**Requirement**
Scan the data below and copy each line where "title" occurs.

**Input for this task**
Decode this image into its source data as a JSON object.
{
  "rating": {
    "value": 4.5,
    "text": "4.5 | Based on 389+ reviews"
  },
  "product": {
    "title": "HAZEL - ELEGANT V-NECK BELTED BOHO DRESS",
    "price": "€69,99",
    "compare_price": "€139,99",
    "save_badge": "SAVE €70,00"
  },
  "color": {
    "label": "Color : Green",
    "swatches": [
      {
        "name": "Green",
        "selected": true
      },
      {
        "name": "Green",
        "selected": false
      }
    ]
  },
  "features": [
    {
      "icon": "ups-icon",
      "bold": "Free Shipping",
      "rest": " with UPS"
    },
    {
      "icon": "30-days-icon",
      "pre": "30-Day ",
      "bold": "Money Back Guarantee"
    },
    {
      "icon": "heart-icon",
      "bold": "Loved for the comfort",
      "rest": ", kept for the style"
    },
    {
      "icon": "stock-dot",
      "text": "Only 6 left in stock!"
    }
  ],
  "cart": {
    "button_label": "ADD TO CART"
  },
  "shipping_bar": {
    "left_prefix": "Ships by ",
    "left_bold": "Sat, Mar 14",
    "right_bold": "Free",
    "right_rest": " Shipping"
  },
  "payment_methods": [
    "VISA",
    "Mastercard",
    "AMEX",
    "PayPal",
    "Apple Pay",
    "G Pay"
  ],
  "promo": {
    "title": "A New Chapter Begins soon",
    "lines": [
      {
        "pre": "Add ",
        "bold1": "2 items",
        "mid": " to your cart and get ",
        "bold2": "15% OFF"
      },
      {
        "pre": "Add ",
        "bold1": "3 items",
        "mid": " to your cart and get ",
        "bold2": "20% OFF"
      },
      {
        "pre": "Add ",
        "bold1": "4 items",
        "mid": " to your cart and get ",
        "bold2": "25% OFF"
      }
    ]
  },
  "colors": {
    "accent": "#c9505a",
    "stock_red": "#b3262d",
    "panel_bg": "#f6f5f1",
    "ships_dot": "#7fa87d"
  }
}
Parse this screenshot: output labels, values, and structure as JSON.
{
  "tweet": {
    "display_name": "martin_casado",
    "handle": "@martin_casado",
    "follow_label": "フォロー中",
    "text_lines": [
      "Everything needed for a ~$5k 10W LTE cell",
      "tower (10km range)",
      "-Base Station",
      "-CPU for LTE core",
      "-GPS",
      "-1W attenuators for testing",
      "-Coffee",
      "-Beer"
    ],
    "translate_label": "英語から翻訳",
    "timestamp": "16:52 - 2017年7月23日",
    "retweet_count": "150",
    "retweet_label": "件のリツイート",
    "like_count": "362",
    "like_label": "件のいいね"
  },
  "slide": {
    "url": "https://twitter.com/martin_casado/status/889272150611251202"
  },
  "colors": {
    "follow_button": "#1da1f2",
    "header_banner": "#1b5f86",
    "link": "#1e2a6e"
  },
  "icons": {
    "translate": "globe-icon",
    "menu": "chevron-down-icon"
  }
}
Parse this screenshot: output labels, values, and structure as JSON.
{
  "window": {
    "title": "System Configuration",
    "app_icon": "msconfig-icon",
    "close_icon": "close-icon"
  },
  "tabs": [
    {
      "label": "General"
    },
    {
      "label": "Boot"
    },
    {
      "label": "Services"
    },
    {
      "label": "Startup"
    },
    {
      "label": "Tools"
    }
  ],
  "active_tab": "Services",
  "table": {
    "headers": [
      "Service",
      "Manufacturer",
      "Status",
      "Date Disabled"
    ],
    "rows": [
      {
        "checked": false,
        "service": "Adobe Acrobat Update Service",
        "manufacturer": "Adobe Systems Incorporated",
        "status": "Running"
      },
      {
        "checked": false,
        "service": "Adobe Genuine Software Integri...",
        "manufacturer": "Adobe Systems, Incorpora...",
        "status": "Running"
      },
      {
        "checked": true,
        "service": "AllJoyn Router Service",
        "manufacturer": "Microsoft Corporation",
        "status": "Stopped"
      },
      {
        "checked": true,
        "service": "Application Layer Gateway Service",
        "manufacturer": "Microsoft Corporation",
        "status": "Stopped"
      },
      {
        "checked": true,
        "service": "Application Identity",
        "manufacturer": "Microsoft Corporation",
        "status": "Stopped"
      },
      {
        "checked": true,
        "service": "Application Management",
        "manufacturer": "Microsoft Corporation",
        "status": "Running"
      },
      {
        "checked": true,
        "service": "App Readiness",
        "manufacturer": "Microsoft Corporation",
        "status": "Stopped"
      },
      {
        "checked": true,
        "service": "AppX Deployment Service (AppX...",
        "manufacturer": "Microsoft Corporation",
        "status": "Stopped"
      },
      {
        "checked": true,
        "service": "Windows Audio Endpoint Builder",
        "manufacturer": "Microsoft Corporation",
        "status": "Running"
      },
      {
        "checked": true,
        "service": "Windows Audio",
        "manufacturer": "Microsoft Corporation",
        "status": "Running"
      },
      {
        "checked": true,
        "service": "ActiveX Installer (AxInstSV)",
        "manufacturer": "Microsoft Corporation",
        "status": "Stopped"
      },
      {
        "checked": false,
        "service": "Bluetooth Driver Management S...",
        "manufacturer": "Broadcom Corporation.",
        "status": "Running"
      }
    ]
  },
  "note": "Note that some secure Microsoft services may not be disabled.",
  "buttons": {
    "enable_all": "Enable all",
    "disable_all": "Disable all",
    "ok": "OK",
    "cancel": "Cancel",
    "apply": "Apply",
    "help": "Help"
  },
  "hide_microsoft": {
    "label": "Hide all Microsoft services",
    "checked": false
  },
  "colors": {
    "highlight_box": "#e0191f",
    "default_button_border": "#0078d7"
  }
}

**Answer box**
    "title": "HAZEL - ELEGANT V-NECK BELTED BOHO DRESS",
    "title": "A New Chapter Begins soon",
    "title": "System Configuration",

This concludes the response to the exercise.